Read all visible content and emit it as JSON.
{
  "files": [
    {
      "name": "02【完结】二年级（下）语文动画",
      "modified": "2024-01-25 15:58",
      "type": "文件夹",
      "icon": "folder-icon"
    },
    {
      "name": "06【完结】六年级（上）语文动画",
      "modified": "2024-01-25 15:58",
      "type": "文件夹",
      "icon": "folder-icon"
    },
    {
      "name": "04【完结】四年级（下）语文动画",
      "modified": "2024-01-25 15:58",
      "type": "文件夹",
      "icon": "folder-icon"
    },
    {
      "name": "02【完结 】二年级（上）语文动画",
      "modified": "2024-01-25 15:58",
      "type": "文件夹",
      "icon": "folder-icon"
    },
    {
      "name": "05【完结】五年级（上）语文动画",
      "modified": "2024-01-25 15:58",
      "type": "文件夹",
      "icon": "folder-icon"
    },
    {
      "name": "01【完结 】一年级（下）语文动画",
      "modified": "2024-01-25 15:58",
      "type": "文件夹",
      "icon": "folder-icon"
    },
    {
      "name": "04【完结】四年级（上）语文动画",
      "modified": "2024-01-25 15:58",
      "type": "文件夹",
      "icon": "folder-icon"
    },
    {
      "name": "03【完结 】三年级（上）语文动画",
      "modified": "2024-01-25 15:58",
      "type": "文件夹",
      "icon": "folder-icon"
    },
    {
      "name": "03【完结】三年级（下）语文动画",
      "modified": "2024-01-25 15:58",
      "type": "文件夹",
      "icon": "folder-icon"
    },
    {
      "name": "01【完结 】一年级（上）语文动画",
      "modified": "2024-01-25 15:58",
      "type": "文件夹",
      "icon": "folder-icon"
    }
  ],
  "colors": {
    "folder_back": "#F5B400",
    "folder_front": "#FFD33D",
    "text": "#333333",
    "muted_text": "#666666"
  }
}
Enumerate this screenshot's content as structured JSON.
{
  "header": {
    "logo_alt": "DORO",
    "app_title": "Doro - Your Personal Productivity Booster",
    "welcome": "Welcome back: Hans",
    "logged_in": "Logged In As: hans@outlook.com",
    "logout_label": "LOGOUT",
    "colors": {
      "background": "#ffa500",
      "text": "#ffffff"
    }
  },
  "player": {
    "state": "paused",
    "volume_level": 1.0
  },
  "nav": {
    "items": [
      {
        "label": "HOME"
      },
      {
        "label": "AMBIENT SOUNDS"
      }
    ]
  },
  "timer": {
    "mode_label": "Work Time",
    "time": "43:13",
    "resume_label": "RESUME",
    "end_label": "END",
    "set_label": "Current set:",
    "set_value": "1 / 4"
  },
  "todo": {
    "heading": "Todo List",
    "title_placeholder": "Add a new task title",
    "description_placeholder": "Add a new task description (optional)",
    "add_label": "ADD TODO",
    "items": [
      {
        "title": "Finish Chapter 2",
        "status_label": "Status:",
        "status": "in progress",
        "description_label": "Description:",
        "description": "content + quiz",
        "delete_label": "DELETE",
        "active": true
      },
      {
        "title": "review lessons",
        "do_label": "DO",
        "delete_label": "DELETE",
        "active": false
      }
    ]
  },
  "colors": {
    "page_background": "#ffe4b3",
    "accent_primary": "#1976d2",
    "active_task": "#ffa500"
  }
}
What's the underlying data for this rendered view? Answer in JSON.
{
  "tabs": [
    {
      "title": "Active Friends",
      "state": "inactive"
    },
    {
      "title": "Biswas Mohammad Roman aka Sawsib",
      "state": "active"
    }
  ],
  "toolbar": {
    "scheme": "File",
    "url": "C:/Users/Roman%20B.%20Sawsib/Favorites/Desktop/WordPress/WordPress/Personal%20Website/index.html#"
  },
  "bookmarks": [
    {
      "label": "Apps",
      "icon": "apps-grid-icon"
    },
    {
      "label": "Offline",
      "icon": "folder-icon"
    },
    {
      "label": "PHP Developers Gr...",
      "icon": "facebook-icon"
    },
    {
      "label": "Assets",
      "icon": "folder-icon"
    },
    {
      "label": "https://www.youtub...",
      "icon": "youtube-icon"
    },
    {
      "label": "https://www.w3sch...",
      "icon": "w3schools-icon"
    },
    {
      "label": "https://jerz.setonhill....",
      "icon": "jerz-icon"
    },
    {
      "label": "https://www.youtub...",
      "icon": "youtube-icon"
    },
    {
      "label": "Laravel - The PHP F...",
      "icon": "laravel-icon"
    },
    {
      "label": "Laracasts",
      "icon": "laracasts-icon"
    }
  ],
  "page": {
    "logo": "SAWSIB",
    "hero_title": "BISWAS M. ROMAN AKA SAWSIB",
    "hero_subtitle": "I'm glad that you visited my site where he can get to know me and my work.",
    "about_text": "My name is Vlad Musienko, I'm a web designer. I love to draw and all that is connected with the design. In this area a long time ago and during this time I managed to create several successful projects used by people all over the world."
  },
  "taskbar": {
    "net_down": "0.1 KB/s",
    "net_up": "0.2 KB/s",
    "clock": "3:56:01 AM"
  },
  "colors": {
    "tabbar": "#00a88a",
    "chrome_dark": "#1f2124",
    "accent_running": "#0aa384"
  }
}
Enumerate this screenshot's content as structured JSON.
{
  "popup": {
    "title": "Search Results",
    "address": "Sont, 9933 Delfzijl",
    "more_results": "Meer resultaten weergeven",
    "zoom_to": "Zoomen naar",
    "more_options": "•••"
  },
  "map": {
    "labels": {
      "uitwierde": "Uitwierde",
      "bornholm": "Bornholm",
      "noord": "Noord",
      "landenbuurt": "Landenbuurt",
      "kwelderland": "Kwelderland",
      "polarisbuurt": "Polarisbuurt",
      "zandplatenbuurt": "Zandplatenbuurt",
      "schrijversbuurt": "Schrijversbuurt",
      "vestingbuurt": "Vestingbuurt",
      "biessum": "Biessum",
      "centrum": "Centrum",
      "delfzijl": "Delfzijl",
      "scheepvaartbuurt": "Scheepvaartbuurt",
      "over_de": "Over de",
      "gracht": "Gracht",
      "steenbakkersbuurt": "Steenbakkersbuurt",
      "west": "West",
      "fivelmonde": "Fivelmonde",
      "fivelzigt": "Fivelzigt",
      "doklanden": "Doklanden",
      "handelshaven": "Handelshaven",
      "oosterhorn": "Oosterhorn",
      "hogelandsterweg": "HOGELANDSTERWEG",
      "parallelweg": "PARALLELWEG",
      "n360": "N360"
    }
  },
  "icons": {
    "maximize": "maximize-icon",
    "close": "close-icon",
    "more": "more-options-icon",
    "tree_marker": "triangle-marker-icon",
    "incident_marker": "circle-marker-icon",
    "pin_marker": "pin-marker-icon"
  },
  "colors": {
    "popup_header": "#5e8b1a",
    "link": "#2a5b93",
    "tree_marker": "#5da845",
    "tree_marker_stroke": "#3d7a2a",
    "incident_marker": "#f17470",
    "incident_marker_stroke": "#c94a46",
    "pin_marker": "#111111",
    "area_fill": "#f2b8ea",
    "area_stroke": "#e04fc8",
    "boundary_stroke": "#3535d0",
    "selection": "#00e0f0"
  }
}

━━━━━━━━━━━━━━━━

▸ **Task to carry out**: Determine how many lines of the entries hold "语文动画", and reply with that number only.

▸ **Reply**: 10